As the song goes, the world would be nothing without a woman. On that same note, it would be nothing without a man too.
As a women’s network we often discuss – what more can we do for women?
And we aren’t the only ones sitting down to have these conversations. There are thousands of other groups out there focusing on similar issues. A couple close to home that jump to mind include Women in Technology, Women in Mining and Women in Agriculture. Thanks to the work these groups, and many like them do, the world has seen that women are more than capable of working in these male-dominated fields.
But how can we truly achieve gender equality if as a society we expect and encourage women to do a “man’s job” as well as still expecting them to do “women’s jobs” too. There needs to be an equal shift in the workforce, we can’t expect women to move to male-dominated careers if we don’t expect men to fill the gaps in the female-dominated careers.
At the moment across universities in Perth there are around 16 different undergraduate scholarships that are eligible for women only, most of these scholarships are for science and maths-based degrees. But it is against the Sex Discrimination Act to offer scholarships for men only.
The Education Department has tried to change this law many times due to the lack of male primary school teachers, but the bill is always dismissed due to there not being enough evidence that a lack of male teachers negatively effects children.
However, there are studies that show that having a male teacher is not just good for young boys but for young girls as well. We completely agree that giving children a male role model early on is vital in shaping them into the adults they will become.
In 2016, 18% of primary school teachers were male, a number that has been rapidly decreasing since the 1980’s. The Education Department tried an ad campaign in 2015 to get more men into a career in early education but unfortunately there was no increase in the number of male student enrolments.
The health sector has also been concerned by the number of nurses who are male which in 2017 was sitting at 11.75%. A similar ad campaign was run in WA to get more men to study nursing, as well as the Australian College of Nursing releasing an e-book highlighting the stories of men in nursing across the country.
What is stopping men from getting into these female-dominated industries. Is it the stigma surrounding these roles and the social pressures put on men? Or is it the lower salary that is associated with these careers?
When you think of men working in education and health does your mind automatically think of principals and doctors? We already know through much research that there is a lower number of women in leadership roles, in trying to increase that number should we also focus on getting more men into these vital jobs?
Paul Sonntag is a nurse with 40 years’ experience.

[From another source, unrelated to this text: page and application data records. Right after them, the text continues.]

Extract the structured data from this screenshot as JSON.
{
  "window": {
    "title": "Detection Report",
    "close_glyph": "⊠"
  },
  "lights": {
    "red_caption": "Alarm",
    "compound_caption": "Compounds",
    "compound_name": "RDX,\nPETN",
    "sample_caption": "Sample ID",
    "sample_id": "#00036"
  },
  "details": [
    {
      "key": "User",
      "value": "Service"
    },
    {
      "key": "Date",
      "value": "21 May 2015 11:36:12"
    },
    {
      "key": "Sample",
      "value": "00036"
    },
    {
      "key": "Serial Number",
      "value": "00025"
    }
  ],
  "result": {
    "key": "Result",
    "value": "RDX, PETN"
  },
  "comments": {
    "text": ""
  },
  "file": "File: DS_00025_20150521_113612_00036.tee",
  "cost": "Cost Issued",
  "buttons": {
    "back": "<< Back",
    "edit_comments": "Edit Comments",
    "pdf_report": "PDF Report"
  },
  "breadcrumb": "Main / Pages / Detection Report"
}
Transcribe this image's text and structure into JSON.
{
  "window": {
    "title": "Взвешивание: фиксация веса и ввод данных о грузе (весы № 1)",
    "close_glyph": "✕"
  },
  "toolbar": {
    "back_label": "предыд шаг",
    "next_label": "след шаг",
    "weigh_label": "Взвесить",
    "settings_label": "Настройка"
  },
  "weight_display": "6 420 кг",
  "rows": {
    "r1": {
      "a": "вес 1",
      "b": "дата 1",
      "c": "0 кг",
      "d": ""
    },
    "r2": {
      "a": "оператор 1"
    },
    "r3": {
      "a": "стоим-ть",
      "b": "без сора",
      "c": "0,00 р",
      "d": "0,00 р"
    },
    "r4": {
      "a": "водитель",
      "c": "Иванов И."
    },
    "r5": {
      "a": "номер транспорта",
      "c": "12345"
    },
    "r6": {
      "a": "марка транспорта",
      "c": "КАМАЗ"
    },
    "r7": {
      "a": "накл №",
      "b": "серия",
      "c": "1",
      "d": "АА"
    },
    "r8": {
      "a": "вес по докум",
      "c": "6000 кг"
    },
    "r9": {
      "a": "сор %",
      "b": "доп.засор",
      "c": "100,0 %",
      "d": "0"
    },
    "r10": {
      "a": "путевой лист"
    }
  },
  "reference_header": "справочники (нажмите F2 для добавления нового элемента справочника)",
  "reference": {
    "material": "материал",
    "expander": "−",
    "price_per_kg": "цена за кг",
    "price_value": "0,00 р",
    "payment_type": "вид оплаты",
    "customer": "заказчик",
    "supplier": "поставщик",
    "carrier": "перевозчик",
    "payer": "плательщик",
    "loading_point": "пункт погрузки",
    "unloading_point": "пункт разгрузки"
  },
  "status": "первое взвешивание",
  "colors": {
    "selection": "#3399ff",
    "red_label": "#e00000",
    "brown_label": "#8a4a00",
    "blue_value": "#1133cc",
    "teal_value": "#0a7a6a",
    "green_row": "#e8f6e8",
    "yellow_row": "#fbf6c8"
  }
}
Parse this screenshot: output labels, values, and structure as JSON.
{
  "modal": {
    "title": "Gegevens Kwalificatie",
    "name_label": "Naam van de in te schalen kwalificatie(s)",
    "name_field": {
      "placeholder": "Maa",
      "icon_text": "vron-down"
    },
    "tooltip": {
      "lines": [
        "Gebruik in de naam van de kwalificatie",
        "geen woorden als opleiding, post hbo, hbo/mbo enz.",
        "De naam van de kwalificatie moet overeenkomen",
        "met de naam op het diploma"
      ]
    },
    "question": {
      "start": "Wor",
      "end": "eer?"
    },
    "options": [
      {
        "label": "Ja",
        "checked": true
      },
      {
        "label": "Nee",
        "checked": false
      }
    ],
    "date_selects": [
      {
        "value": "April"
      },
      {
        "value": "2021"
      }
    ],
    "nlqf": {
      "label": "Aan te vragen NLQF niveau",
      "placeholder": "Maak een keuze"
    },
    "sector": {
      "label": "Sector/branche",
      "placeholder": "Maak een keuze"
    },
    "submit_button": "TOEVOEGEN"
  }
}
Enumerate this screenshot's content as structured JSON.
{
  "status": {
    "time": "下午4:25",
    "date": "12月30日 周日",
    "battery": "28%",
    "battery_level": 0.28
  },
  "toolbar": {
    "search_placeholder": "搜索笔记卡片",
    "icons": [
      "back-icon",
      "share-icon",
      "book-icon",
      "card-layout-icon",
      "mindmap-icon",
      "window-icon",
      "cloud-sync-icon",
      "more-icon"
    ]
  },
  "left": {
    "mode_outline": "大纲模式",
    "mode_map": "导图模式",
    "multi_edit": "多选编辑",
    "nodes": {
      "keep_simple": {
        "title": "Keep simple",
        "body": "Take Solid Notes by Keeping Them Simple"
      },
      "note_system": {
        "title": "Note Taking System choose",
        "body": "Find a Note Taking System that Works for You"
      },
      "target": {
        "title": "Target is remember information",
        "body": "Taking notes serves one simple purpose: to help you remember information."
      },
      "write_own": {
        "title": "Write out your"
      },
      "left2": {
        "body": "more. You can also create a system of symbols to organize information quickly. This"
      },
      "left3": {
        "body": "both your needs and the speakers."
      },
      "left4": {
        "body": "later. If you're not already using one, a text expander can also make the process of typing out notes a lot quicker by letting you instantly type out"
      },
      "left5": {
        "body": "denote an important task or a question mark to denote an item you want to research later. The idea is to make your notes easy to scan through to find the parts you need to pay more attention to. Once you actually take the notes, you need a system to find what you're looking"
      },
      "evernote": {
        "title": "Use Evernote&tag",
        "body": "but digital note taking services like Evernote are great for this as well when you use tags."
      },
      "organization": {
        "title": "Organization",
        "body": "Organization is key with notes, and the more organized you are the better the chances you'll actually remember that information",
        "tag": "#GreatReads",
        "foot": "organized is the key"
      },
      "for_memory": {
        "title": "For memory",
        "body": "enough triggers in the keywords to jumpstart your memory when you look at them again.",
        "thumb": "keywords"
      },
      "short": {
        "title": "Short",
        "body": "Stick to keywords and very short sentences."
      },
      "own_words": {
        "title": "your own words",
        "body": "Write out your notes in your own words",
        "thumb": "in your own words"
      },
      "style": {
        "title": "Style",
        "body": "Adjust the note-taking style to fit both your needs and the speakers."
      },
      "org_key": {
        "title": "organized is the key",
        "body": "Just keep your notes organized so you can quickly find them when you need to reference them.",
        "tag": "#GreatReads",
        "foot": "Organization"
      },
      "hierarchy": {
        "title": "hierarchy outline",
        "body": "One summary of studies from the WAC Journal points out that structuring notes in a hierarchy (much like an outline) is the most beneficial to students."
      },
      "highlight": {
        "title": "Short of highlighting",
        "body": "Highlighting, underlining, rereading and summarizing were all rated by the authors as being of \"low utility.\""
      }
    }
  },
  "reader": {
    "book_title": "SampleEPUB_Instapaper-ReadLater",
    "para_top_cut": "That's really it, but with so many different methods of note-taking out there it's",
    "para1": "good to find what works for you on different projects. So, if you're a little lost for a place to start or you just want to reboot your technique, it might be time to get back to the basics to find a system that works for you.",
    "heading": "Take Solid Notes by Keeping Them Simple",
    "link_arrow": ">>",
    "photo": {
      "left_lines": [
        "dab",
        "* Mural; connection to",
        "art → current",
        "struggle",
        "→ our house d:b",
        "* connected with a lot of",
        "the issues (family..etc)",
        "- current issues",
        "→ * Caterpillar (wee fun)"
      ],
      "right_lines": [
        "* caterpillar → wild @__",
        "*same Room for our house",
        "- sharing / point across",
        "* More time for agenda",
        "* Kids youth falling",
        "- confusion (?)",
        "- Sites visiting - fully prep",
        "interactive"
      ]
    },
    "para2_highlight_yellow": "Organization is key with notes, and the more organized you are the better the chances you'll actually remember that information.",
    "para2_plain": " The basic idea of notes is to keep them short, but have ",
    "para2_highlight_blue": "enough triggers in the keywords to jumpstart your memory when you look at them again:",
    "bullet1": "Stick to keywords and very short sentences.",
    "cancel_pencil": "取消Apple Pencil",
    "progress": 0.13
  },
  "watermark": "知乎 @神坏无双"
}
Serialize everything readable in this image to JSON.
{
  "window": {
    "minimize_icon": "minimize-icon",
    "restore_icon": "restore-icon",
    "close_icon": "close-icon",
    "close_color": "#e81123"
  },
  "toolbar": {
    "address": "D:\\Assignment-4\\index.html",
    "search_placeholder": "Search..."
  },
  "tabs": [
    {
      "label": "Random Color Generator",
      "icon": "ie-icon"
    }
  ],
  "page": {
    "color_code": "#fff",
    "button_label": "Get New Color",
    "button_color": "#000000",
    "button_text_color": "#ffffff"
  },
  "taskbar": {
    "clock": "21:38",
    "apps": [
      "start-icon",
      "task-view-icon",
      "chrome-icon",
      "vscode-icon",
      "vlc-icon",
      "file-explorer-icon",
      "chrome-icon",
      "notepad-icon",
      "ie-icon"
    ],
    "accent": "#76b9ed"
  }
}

He was part of a recruitment team going around to schools in Western Sydney trying to get students to consider a career in nursing. As the only male in the recruitment team he decided to contact the all-boys schools and was surprised to find that not one career advisor he spoke to thought it was worthwhile for someone to speak to the students about nursing.
Not one – We challenge schools not to enforce gender stereotypes when teaching children about careers so that the next generation of the workforce is more gender diverse.